» **Action item**: Tally the lines below that contain "heading" and reply with only the tally.

______________________________

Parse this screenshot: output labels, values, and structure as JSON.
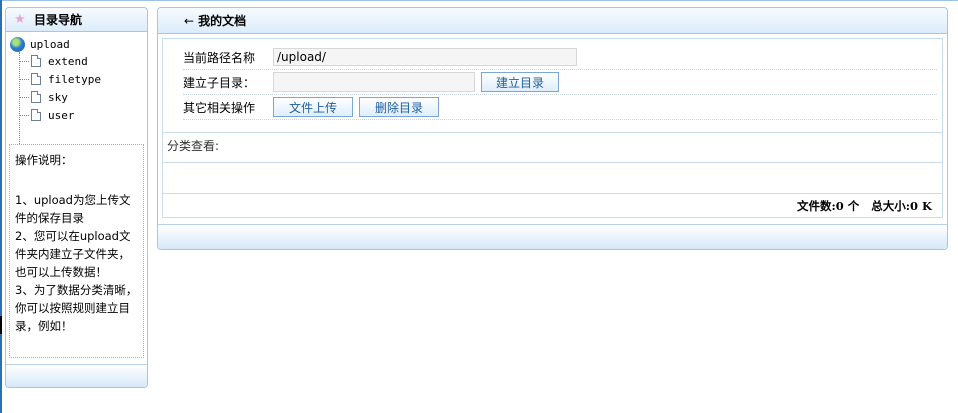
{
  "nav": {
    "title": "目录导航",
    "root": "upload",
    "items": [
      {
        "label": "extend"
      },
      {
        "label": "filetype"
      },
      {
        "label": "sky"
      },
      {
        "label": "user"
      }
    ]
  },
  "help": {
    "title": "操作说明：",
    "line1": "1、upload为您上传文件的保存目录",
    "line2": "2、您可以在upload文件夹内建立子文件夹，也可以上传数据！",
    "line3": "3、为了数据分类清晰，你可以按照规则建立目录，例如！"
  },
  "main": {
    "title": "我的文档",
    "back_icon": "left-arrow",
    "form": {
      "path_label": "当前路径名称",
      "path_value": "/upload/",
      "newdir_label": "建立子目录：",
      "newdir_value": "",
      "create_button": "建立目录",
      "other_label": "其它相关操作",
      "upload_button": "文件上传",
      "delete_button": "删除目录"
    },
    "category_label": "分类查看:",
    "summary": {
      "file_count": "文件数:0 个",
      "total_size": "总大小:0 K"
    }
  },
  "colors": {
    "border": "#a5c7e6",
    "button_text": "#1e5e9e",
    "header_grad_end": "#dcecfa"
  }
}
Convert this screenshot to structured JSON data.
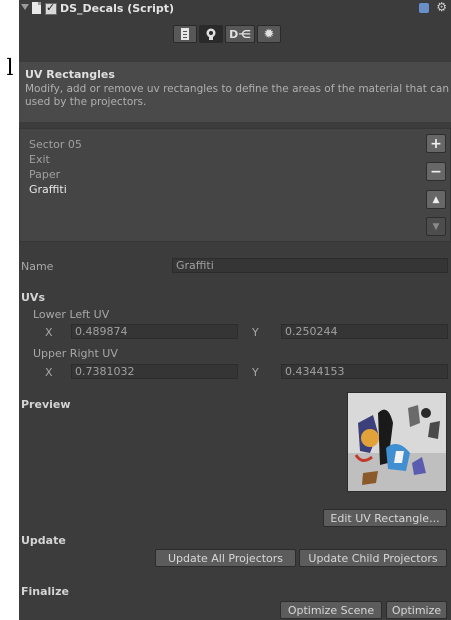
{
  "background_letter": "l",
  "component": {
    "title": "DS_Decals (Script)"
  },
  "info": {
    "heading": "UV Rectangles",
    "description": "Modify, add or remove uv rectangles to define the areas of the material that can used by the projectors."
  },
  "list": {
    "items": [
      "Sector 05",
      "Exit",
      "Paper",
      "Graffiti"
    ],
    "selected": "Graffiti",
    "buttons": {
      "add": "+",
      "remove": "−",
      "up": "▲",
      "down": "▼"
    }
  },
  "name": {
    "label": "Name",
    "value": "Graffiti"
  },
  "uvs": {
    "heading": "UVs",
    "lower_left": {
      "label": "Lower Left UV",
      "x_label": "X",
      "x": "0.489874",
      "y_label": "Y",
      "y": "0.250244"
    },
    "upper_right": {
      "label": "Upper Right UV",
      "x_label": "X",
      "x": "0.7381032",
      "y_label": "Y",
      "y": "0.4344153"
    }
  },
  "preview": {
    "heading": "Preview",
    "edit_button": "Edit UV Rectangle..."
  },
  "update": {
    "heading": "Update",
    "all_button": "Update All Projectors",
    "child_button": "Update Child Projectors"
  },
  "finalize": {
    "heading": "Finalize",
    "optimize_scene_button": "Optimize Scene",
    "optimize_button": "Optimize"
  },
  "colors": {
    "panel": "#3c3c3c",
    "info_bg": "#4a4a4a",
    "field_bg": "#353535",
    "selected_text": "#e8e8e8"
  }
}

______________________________

» **Result of the task**: 5